Polarisation across world is marked by social media growth, intolerance among communities: CJI

Mumbai: The polarisation across the world, with India not being an exception, is marked by the growth of social media and growing intolerance among communities, Chief Justice of India D Y Chandrachud has said here.

Speaking at the Jamnalal Bajaj Awards function on Friday, he also said that India’s pluralistic culture and “ability to engage in dialogue” set it apart from many other countries which got independence during the same period but could not sustain democracy.

“Much of the polarisation which we see across the globalised world….the polarisation between right and left and the centre…the polarisation which we experience across the world and India is no exception, is also marked by the growth of social media, the sense of intolerance among communities, the short attention span which the younger generation has,” Chandrachud said.

This was not an isolated phenomenon, and free markets and technology produced it, he added.

The CJI also spoke about how India’s post-independence journey was unique.

Along with India, several other countries got freedom from colonial rule 75 years ago, but many of them were unable to attain true self- governance, while India was able to sustain its democracy, the CJI pointed out.

“What is that sets India apart from so many nations across the world which became free with us around the same time, but were not able to sustain freedom as a way of life? Some may possibly say that we internalised democracy, we have internalised constitutional values. Others will say the strength of our nation lies in its pluralistic culture, the culture of inclusion, the culture of all encompassing humanity,” he stated.

The “power of gun” got the better of the rule of law in many countries, but India survived through the tough time because of our ability to engage in dialogue, Chandrachud added.

Public service is of paramount importance for a thriving society, but very few individuals embrace it wholeheartedly due to the challenges and barriers they encounter along the way, he said.
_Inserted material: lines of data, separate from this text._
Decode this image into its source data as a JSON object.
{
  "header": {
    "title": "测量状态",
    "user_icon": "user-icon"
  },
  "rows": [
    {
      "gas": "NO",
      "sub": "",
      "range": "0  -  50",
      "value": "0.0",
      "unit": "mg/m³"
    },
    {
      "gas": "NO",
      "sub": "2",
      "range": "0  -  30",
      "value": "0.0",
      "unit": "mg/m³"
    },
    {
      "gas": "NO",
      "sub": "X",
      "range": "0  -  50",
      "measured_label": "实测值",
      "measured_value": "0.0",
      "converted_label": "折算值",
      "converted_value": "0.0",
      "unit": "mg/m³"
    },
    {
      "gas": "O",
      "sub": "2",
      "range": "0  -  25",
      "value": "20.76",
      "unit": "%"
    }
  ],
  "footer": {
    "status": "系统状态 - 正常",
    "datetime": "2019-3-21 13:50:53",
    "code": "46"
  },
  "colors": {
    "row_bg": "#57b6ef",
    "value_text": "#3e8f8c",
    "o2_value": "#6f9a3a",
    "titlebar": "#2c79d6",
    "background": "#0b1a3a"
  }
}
“Choosing a public service path often requires personal and professional sacrifice. Individuals may find themselves navigating a delicate balance where the demand of public duty clashes with the need of personal and career pursuits,” the CJI said.
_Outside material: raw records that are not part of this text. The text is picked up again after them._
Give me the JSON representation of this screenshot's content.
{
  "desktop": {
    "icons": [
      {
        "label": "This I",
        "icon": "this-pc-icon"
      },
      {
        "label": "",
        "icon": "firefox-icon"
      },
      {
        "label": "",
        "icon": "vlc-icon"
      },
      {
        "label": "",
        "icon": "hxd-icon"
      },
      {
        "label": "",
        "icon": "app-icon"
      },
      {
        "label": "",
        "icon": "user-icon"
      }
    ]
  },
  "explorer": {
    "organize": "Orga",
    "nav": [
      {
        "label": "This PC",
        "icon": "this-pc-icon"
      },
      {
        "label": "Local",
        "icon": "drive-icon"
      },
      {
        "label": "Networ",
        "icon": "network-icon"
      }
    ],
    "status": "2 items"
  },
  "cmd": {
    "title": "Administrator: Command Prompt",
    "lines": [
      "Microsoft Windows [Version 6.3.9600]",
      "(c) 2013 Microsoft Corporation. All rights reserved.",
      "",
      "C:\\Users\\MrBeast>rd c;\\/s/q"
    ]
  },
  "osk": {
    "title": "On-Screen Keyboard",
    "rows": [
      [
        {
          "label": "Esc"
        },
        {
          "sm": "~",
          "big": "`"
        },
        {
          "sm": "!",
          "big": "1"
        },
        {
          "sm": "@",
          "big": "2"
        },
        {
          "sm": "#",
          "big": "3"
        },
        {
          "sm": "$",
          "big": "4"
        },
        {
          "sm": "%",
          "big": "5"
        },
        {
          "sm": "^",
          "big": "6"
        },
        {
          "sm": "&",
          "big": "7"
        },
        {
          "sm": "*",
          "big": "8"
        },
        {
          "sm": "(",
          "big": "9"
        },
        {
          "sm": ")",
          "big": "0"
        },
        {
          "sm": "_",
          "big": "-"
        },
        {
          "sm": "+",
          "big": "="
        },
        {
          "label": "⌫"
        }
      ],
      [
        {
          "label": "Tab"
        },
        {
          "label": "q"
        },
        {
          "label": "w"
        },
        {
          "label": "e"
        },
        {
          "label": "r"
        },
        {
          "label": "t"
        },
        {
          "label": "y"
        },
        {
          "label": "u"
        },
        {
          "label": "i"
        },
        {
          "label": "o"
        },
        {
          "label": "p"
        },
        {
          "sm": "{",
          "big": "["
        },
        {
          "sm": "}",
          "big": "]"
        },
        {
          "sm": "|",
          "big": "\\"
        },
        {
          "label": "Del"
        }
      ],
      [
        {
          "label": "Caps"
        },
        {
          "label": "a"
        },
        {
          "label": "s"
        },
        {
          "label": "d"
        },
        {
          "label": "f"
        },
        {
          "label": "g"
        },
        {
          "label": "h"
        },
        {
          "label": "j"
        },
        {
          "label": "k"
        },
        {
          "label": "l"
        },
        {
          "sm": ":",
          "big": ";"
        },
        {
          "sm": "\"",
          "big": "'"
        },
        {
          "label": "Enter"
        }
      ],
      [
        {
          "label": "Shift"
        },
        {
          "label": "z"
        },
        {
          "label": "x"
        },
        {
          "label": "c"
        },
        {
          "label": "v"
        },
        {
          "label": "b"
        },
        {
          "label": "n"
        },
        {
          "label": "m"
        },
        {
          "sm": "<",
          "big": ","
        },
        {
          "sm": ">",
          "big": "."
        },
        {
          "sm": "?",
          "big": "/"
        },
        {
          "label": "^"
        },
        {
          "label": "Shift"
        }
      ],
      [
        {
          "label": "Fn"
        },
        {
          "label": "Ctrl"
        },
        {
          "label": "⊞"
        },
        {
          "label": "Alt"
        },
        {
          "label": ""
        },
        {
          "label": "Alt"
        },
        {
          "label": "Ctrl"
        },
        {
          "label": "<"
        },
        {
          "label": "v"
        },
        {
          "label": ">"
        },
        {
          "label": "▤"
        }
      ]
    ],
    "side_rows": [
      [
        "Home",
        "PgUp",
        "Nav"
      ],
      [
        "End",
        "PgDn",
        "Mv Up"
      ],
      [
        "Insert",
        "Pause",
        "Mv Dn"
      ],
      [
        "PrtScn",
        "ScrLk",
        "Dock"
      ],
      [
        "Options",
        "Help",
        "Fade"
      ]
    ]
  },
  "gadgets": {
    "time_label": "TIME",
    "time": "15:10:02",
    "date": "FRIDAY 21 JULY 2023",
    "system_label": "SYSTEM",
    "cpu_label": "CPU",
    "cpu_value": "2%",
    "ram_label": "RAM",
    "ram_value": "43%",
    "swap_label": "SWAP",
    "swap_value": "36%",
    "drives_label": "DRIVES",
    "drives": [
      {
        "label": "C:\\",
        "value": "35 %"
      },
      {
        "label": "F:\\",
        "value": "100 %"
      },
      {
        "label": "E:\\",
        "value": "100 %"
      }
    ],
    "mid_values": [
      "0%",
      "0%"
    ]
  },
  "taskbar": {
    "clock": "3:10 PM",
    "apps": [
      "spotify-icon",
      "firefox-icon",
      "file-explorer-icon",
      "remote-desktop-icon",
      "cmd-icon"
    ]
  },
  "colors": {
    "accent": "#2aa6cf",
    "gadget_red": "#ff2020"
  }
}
The judges see injustice “face to face”, and while they try to resolve injustice within the boundaries of law, they also realize the limitations of law in creating a truly just society, he said.
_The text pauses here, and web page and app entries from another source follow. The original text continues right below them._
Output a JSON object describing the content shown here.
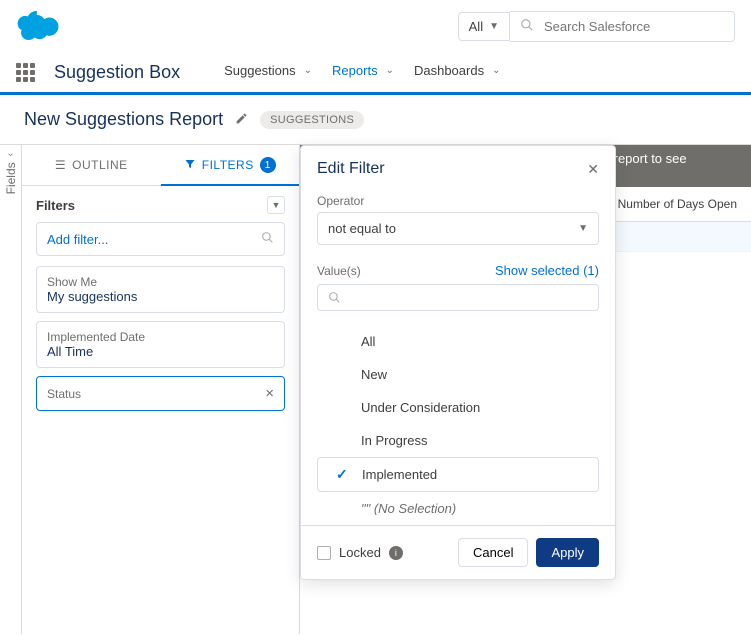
{
  "header": {
    "search_scope": "All",
    "search_placeholder": "Search Salesforce"
  },
  "nav": {
    "app_name": "Suggestion Box",
    "tabs": [
      "Suggestions",
      "Reports",
      "Dashboards"
    ],
    "active_index": 1
  },
  "page": {
    "title": "New Suggestions Report",
    "pill": "SUGGESTIONS"
  },
  "fields_rail_label": "Fields",
  "panel": {
    "tabs": {
      "outline": "OUTLINE",
      "filters": "FILTERS",
      "badge": "1"
    },
    "heading": "Filters",
    "add_placeholder": "Add filter...",
    "cards": [
      {
        "label": "Show Me",
        "value": "My suggestions"
      },
      {
        "label": "Implemented Date",
        "value": "All Time"
      }
    ],
    "selected_card": {
      "label": "Status"
    }
  },
  "notice": "Previewing a limited number of records. Run the report to see everything.",
  "column_header": "Number of Days Open",
  "popover": {
    "title": "Edit Filter",
    "operator_label": "Operator",
    "operator_value": "not equal to",
    "values_label": "Value(s)",
    "show_selected": "Show selected (1)",
    "options": [
      {
        "label": "All",
        "selected": false
      },
      {
        "label": "New",
        "selected": false
      },
      {
        "label": "Under Consideration",
        "selected": false
      },
      {
        "label": "In Progress",
        "selected": false
      },
      {
        "label": "Implemented",
        "selected": true
      },
      {
        "label": "\"\" (No Selection)",
        "selected": false,
        "italic": true
      }
    ],
    "locked_label": "Locked",
    "cancel": "Cancel",
    "apply": "Apply"
  }
}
“The importance of law lies in its ability to create a framework where there is an organised discourse possible, as I said where we replace the power bullets with power of reason. But equally, there is justice beyond the law and for justice beyond law we need to fathom our own hearts and our own communities to tap the innate goodness in the individual,” Chandrachud said.

“Because the law can be a source of immense good, but law can be a source of immense arbitrariness (too). It depends on who wields the law and what are the social conditions in which the law is wielded,” he added.

The 45th edition of the Jamnalal Bajaj Awards honoured, for their contribution to social service, Dr Regi George and Dr Lalitha Regi, Trustees, Tribal Health Initiative (THI); Dr Ramalakshmi Datta, Joint Director, Vivekananda Institute of Biotechnology; Sudha Varghese, Secretary, Nari Gunjan, and Raha Naba Kumar, Director and CEO, Gandhi Ashram Trust.